by Betsy Sikoro Siino
The usual brief history, description of the animals, instructions on their care, handling, feeding and so on. Some things that I noticed: everyone seems to have a slight different take on the history of how hamsters became domesticated. This book tells of hamsters being "discovered" in 1829 and later 1930 by two different zoologists- the first British, the second from a Hebrew University in Jerusalem. The second zoologist brought a family of hamsters back to captivity, but "because so little was known about their care" only three survived to become the basis of a breeding program. Vague mention is also made of their role in research. Other things I learned: hamsters can be allergic to certain kinds of bedding, odors in the air from smoke or cleaning materials, even some food items. Hamsters can catch colds from people and suffer from heatstroke if left in the sun. They can also go into hibernation if it gets too cold (home loosing power when temperatures are low, for example). There's a nice little section refuting some misconceptions about hamsters, and to my surprise, suggestion that if your hamster is not too nervous, you might just take him along when you go on an extended vacation! This author obviously does not approve of exercise wheels, remarking several times that their use can become an addictive behavior and the hamster should only use them periodically, not have constant access.

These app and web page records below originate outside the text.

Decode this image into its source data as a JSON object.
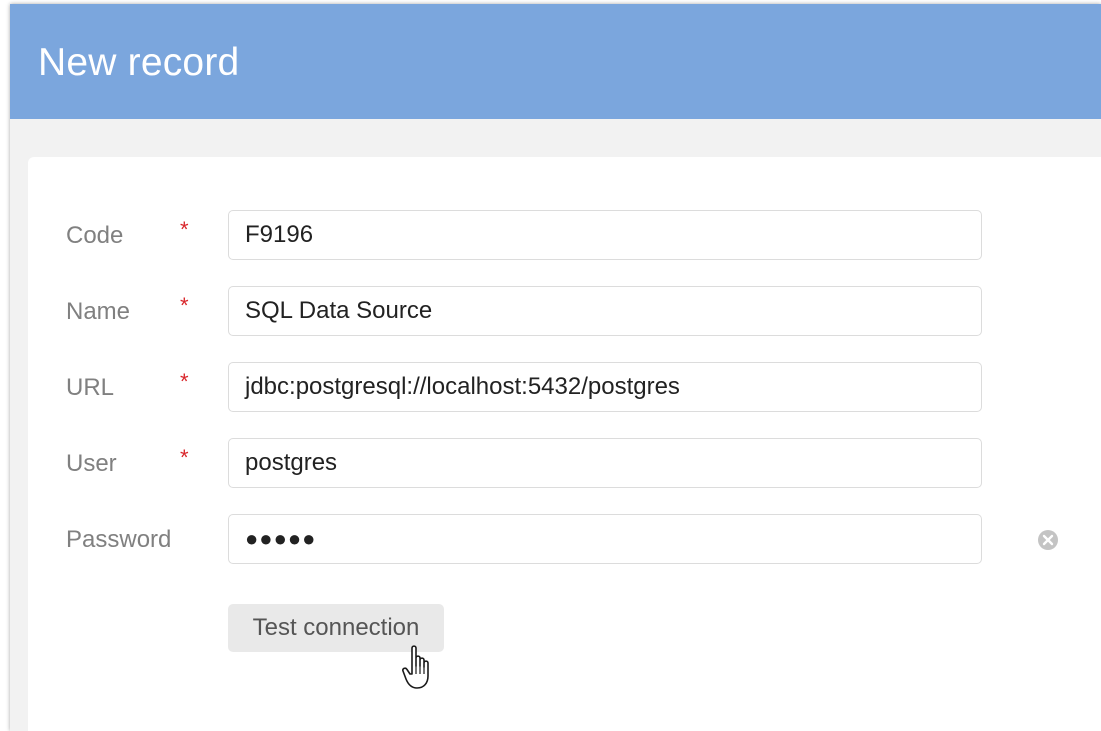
{
  "dialog": {
    "title": "New record"
  },
  "form": {
    "required_marker": "*",
    "fields": [
      {
        "label": "Code",
        "value": "F9196",
        "required": true
      },
      {
        "label": "Name",
        "value": "SQL Data Source",
        "required": true
      },
      {
        "label": "URL",
        "value": "jdbc:postgresql://localhost:5432/postgres",
        "required": true
      },
      {
        "label": "User",
        "value": "postgres",
        "required": true
      },
      {
        "label": "Password",
        "value": "●●●●●",
        "required": false
      }
    ],
    "clear_icon": "clear-circle-icon",
    "test_button_label": "Test connection"
  },
  "cursor": {
    "icon": "hand-pointer-icon"
  },
  "colors": {
    "header": "#7ba6dd",
    "required": "#d9262b",
    "label": "#808080"
  }
}
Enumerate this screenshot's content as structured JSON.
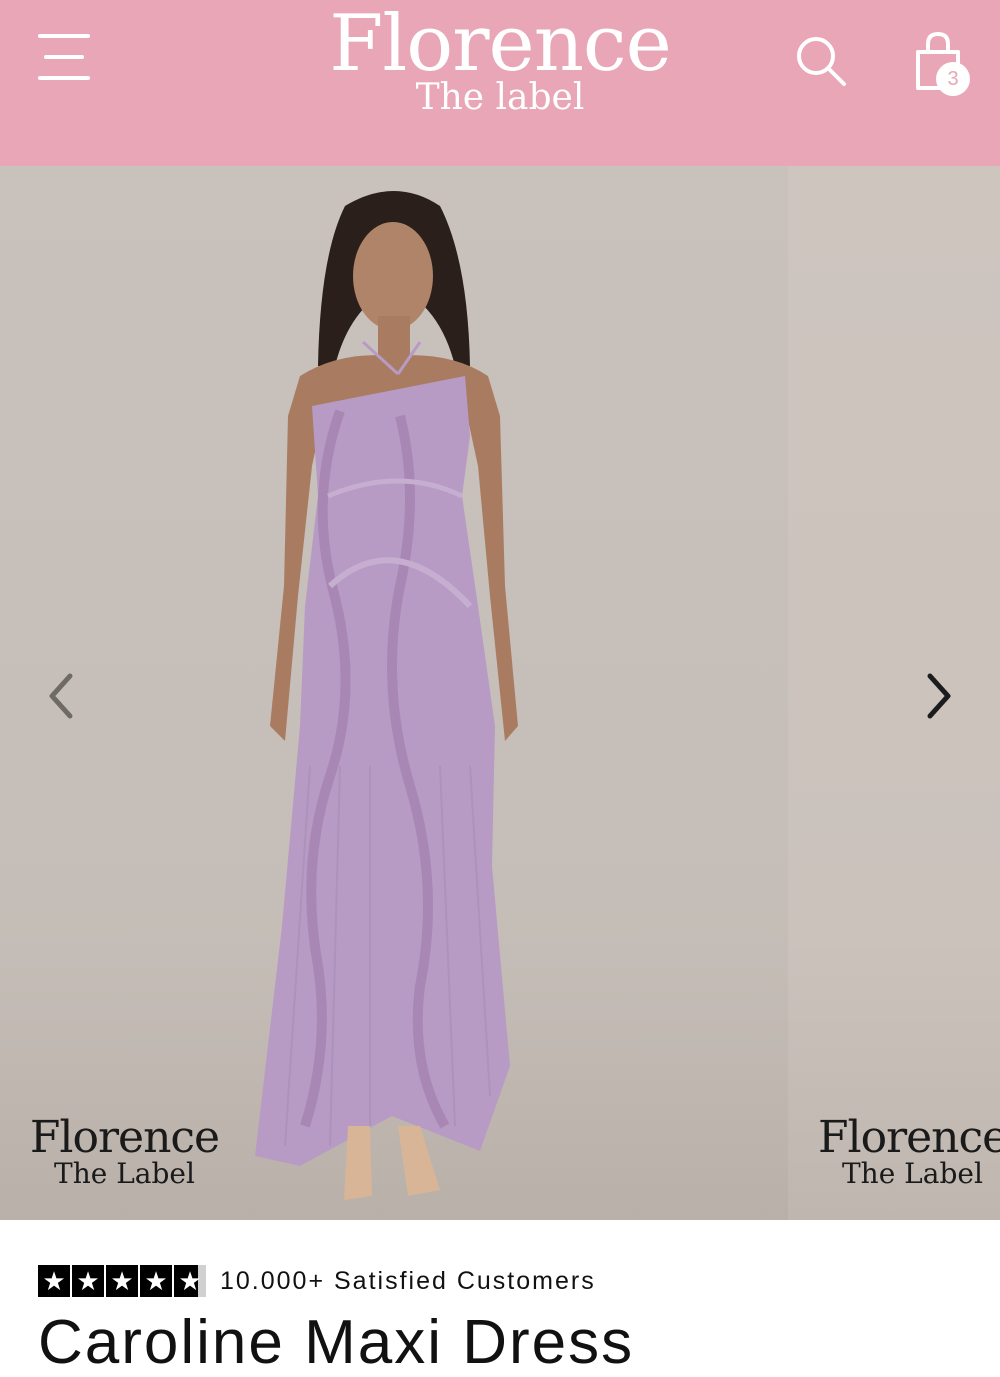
{
  "header": {
    "brand_main": "Florence",
    "brand_sub": "The label",
    "cart_count": "3",
    "menu_icon": "hamburger-icon",
    "search_icon": "search-icon",
    "cart_icon": "shopping-bag-icon",
    "background": "#e8a6b6"
  },
  "carousel": {
    "watermark_main": "Florence",
    "watermark_sub": "The Label",
    "prev_icon": "chevron-left-icon",
    "next_icon": "chevron-right-icon",
    "dress_color": "#b79bc4"
  },
  "product": {
    "rating_stars": 4.75,
    "reviews_text": "10.000+ Satisfied Customers",
    "title": "Caroline Maxi Dress"
  }
}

The book talks quite a bit about why hamsters are so phenomenally popular as pets, especially when most other rodents are disliked by most people. She attributes this to their lack of a tail. Hm. Also notes the Japanese cartoon and books Hamtaro (I've read that!)

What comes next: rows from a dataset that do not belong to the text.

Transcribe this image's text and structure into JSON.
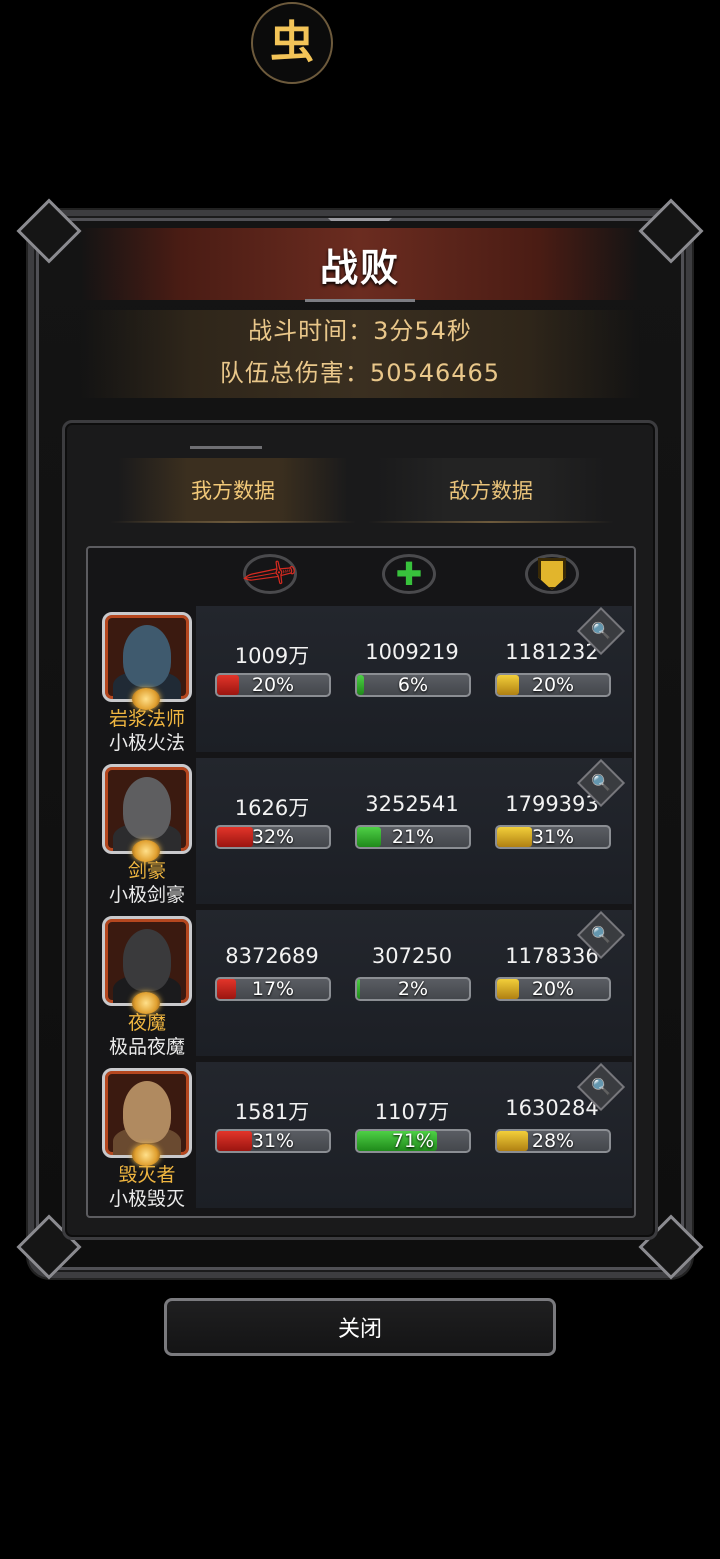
{
  "top_badge": {
    "glyph": "虫",
    "icon": "bug-logo-icon"
  },
  "result": {
    "title": "战败",
    "battle_time_label": "战斗时间：",
    "battle_time_value": "3分54秒",
    "team_damage_label": "队伍总伤害：",
    "team_damage_value": "50546465"
  },
  "tabs": [
    {
      "label": "我方数据",
      "active": true
    },
    {
      "label": "敌方数据",
      "active": false
    }
  ],
  "columns": [
    {
      "name": "damage",
      "icon": "sword-icon",
      "color": "#d42a20"
    },
    {
      "name": "healing",
      "icon": "heal-plus-icon",
      "color": "#38c23c"
    },
    {
      "name": "damage-taken",
      "icon": "shield-icon",
      "color": "#e2b52c"
    }
  ],
  "heroes": [
    {
      "class": "岩浆法师",
      "name": "小极火法",
      "damage": "1009万",
      "damage_pct": "20%",
      "damage_fill": 0.2,
      "heal": "1009219",
      "heal_pct": "6%",
      "heal_fill": 0.06,
      "taken": "1181232",
      "taken_pct": "20%",
      "taken_fill": 0.2,
      "portrait_colors": [
        "#3f5a6e",
        "#202a35"
      ]
    },
    {
      "class": "剑豪",
      "name": "小极剑豪",
      "damage": "1626万",
      "damage_pct": "32%",
      "damage_fill": 0.32,
      "heal": "3252541",
      "heal_pct": "21%",
      "heal_fill": 0.21,
      "taken": "1799393",
      "taken_pct": "31%",
      "taken_fill": 0.31,
      "portrait_colors": [
        "#5e5e60",
        "#2c2c2e"
      ]
    },
    {
      "class": "夜魔",
      "name": "极品夜魔",
      "damage": "8372689",
      "damage_pct": "17%",
      "damage_fill": 0.17,
      "heal": "307250",
      "heal_pct": "2%",
      "heal_fill": 0.02,
      "taken": "1178336",
      "taken_pct": "20%",
      "taken_fill": 0.2,
      "portrait_colors": [
        "#3a3a3c",
        "#1b1b1d"
      ]
    },
    {
      "class": "毁灭者",
      "name": "小极毁灭",
      "damage": "1581万",
      "damage_pct": "31%",
      "damage_fill": 0.31,
      "heal": "1107万",
      "heal_pct": "71%",
      "heal_fill": 0.71,
      "taken": "1630284",
      "taken_pct": "28%",
      "taken_fill": 0.28,
      "portrait_colors": [
        "#b08a60",
        "#6a4a30"
      ]
    }
  ],
  "close_button": {
    "label": "关闭"
  }
}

Borrowed this one from the public library.
Rating: 4/5 128 pages, 2007